TASK PROMPT: Filter the records below and copy every line containing the word "true".

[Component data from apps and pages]
_ _ _ _ _ _ _

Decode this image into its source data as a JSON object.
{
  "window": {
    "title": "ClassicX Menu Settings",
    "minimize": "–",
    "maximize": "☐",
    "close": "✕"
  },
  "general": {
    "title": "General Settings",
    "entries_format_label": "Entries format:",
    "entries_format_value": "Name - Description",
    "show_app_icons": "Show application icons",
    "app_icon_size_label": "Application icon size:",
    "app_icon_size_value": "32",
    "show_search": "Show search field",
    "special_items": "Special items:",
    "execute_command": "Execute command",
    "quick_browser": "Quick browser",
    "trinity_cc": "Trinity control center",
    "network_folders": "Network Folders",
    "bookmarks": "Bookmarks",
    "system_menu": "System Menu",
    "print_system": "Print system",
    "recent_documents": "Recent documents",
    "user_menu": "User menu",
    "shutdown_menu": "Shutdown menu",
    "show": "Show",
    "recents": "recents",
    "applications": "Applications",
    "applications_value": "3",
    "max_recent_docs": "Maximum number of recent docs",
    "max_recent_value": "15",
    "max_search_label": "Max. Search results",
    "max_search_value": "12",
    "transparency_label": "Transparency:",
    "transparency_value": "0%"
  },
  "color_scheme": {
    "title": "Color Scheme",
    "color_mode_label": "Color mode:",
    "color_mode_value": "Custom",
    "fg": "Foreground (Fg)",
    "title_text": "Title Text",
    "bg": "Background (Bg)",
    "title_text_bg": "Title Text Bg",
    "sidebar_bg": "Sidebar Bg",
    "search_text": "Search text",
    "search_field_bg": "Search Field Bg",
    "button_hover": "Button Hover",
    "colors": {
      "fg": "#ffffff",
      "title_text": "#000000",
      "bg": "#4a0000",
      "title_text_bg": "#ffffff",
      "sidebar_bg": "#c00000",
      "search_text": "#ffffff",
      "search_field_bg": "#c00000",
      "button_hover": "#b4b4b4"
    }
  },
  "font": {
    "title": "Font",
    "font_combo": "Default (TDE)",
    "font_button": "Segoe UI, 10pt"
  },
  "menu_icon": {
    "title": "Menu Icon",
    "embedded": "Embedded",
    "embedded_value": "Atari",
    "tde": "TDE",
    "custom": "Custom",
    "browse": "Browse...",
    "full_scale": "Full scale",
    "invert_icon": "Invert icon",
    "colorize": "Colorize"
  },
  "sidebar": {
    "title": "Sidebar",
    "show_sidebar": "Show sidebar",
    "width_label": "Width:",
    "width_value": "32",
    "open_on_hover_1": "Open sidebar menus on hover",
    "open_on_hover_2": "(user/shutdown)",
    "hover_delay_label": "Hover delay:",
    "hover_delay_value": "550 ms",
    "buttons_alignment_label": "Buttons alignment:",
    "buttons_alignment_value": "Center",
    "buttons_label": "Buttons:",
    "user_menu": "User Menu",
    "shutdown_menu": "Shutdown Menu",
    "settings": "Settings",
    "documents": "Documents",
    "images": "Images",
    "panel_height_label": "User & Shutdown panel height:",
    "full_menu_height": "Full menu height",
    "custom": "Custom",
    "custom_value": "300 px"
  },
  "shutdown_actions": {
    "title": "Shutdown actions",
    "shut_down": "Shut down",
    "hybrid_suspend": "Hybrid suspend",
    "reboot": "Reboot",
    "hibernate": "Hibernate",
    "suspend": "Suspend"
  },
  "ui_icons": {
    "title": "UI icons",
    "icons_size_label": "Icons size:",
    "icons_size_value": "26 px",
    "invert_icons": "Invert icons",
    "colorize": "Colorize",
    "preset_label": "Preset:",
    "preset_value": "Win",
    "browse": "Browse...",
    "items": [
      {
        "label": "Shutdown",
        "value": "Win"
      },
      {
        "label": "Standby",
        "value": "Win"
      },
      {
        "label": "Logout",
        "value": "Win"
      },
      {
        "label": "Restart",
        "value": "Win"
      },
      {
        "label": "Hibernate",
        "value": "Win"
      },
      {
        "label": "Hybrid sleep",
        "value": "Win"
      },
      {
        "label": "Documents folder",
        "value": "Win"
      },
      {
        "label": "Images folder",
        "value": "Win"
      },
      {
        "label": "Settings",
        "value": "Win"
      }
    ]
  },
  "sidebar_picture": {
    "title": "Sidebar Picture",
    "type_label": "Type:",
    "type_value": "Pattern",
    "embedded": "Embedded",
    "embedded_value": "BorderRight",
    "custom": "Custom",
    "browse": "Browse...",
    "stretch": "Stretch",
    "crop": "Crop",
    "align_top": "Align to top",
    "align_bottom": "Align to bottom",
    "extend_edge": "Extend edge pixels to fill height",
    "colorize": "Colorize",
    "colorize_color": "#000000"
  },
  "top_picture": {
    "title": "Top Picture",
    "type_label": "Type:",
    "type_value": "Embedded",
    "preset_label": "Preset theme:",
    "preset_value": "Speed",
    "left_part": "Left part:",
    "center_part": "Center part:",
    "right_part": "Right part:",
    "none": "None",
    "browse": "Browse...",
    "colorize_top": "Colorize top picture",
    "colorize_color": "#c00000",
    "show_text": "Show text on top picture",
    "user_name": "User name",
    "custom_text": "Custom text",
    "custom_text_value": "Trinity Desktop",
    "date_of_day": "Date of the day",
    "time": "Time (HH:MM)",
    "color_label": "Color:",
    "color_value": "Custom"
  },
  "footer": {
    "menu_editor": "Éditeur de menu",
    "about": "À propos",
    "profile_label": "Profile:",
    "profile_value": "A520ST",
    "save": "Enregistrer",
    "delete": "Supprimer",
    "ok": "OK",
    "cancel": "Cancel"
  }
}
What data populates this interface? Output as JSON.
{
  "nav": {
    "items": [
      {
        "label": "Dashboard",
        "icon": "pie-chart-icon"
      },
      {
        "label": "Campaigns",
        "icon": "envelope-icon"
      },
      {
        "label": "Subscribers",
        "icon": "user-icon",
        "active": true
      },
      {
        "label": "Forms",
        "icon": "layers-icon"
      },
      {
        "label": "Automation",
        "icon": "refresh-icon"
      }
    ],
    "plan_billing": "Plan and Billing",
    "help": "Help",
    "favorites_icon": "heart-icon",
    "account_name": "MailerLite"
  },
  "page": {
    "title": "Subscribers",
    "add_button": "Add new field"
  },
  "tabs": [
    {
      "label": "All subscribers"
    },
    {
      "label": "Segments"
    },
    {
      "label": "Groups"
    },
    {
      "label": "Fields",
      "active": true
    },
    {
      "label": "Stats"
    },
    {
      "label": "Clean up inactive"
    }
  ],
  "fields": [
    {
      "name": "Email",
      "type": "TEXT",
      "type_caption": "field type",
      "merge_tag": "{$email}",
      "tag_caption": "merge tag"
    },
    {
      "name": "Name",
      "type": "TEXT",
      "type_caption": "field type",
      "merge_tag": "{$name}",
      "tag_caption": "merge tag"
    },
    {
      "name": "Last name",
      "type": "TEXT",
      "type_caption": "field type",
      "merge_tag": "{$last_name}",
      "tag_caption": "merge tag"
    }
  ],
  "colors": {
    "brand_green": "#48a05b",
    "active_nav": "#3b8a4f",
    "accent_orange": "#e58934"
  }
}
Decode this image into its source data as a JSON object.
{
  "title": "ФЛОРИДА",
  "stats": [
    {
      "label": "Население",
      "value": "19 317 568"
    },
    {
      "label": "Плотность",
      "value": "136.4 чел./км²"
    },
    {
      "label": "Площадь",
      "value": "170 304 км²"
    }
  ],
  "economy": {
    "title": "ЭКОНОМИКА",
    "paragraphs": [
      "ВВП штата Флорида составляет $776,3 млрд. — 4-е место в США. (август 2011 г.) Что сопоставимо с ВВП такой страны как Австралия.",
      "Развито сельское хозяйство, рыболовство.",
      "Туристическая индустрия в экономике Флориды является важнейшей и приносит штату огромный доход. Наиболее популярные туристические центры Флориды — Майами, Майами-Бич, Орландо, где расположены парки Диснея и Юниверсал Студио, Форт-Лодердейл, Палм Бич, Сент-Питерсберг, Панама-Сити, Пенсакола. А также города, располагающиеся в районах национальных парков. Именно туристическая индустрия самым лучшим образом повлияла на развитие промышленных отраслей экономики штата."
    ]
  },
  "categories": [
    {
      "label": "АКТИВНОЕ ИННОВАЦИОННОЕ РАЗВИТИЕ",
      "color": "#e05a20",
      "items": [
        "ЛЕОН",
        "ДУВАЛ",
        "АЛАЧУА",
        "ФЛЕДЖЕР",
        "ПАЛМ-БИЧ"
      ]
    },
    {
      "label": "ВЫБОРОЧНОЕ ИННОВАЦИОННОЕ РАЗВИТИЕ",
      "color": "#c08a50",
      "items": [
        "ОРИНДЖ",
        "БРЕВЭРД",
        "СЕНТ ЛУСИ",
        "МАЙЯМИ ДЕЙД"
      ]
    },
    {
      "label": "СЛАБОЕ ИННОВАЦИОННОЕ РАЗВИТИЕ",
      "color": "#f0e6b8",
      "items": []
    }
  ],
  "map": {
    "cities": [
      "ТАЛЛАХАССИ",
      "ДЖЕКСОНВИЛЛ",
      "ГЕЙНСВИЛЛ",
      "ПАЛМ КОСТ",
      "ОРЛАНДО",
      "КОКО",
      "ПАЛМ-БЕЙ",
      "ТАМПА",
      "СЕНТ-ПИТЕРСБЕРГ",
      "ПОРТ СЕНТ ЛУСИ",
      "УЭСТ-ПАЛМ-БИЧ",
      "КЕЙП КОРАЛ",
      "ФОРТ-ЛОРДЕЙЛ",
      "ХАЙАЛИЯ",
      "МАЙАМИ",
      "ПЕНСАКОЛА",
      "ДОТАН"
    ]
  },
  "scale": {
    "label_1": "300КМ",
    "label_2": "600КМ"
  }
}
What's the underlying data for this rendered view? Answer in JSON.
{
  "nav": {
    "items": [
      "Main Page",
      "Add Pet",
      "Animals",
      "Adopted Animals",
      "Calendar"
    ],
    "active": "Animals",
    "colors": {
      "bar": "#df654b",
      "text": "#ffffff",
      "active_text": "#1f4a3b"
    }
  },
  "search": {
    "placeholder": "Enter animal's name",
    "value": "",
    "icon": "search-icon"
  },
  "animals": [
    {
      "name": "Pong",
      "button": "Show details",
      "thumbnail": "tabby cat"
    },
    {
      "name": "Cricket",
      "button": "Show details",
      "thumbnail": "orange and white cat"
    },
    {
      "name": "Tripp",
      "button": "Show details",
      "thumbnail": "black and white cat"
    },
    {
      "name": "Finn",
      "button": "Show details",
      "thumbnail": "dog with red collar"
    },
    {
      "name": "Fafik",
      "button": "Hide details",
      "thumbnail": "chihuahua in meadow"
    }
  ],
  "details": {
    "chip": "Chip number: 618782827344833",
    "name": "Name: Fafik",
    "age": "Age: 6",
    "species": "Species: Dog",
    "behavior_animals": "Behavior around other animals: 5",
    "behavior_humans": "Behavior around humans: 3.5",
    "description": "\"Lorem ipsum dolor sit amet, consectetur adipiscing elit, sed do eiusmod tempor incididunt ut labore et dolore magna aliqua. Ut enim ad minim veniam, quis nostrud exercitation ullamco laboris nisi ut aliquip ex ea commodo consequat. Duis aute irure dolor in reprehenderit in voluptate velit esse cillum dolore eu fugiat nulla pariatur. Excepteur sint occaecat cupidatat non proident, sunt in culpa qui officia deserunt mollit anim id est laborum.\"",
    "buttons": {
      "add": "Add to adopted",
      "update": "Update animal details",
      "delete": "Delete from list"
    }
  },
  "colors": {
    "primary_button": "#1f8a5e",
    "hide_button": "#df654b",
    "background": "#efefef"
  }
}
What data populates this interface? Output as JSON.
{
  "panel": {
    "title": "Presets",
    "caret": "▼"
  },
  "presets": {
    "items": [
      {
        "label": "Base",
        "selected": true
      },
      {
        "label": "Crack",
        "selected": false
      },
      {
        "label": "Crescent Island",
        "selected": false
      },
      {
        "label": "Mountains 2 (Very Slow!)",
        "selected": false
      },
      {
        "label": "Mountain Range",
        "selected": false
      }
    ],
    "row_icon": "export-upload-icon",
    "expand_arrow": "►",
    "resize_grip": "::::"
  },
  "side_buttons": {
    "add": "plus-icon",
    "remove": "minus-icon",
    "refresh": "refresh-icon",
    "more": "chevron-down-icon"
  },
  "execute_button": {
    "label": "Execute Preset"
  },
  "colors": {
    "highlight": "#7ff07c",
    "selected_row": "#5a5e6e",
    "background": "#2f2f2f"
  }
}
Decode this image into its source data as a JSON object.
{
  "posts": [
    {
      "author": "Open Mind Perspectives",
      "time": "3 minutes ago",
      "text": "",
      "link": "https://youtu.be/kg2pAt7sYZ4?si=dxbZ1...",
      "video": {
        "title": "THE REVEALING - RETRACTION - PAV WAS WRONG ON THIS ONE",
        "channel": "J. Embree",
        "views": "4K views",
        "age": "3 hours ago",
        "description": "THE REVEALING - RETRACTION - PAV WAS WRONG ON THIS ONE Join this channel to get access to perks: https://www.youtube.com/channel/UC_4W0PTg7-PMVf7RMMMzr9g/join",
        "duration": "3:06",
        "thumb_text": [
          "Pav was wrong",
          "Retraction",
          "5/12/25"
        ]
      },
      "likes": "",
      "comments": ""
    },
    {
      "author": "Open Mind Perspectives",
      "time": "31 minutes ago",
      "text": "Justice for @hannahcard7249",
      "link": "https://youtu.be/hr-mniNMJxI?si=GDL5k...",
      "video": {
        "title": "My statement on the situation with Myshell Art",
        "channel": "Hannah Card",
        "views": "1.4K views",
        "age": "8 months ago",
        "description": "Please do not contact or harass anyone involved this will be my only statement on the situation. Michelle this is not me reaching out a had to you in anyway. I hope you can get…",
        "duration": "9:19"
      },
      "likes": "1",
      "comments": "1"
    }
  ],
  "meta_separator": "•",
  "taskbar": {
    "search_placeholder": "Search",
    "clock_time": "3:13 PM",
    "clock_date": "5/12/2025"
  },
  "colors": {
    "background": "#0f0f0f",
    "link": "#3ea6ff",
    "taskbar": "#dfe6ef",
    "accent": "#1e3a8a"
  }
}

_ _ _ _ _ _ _

COMPLETED TASK:
        "active": true
      "active": true
        "selected": true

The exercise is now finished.